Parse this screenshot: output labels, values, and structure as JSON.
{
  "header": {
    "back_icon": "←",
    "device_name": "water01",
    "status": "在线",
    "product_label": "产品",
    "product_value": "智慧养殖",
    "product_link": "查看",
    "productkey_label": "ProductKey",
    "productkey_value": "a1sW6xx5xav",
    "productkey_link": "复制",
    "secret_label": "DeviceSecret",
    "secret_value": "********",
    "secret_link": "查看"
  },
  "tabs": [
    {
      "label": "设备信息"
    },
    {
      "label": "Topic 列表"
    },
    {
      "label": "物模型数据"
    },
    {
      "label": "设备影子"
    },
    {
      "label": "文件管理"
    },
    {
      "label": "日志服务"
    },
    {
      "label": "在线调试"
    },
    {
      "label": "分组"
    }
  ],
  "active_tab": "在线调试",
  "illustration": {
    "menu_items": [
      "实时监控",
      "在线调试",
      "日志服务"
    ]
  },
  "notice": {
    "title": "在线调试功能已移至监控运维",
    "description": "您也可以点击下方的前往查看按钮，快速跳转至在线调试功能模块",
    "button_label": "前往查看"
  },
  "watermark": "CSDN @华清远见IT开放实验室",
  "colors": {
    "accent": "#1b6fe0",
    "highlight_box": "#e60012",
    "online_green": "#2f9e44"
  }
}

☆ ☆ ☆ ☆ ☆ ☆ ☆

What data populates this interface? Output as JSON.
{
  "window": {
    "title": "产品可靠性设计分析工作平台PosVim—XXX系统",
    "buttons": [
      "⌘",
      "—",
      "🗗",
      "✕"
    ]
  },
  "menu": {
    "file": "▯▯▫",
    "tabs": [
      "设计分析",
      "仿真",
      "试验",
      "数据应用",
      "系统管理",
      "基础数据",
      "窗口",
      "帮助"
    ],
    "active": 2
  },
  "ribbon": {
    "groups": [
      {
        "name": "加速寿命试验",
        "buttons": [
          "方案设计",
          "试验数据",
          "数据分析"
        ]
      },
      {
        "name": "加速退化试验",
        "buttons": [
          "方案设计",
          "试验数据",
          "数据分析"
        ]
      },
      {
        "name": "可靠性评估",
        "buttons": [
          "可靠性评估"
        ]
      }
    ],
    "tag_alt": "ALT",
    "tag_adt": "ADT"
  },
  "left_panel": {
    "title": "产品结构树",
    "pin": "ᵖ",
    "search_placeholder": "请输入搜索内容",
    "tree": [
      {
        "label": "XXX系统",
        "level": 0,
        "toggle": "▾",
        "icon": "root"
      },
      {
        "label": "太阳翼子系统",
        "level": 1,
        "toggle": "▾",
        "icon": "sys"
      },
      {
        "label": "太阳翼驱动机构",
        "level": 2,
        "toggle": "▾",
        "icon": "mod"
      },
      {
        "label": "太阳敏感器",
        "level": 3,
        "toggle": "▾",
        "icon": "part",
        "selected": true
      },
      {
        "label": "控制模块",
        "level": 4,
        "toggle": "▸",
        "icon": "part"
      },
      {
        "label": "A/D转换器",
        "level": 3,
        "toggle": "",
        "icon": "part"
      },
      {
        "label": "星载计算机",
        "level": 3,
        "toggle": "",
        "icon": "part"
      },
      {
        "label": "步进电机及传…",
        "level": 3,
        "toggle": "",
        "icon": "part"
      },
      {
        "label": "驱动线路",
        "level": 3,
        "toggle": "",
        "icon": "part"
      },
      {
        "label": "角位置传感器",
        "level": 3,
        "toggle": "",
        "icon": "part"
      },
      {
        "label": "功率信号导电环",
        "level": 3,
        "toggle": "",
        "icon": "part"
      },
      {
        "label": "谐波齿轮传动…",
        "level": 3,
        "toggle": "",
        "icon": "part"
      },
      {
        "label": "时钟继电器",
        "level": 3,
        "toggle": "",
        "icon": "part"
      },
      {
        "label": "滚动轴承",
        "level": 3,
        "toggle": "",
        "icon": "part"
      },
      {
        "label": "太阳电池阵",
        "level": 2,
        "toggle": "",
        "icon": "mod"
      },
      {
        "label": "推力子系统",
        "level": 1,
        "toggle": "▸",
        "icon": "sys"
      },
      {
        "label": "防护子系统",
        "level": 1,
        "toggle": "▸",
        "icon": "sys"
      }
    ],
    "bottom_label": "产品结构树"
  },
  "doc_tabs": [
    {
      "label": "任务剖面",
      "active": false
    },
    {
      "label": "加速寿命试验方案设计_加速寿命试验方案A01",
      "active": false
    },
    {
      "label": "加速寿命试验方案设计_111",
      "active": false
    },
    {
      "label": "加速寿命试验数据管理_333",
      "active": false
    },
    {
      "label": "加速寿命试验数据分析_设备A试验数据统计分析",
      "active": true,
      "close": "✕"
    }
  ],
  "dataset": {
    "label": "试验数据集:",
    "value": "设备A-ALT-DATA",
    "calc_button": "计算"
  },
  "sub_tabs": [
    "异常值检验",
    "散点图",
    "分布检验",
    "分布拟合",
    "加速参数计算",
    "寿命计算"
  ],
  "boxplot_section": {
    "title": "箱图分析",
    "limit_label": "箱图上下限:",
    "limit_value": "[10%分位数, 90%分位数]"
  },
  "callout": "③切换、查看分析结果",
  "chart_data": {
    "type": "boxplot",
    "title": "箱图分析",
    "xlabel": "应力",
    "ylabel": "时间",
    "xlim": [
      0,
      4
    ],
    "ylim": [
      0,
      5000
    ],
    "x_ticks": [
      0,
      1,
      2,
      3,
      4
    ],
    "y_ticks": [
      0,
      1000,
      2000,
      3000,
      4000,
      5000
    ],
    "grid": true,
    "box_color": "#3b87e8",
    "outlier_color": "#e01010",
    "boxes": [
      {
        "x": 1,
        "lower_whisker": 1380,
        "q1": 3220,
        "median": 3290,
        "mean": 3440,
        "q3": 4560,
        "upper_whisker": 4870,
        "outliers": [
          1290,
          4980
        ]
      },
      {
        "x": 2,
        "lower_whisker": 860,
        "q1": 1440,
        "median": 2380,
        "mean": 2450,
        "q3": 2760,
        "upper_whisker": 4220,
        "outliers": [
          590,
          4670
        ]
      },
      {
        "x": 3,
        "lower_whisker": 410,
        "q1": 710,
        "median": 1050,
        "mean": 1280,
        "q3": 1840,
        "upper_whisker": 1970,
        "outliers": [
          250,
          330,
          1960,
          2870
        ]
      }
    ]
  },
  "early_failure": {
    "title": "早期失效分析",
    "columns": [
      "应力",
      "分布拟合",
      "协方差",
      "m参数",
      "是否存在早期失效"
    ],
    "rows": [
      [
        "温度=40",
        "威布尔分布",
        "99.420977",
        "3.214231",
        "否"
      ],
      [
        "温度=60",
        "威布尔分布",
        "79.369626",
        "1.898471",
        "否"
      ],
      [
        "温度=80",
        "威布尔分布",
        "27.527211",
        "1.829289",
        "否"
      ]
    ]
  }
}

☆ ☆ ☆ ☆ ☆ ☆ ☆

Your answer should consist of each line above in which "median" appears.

        "median": 3290,
        "median": 2380,
        "median": 1050,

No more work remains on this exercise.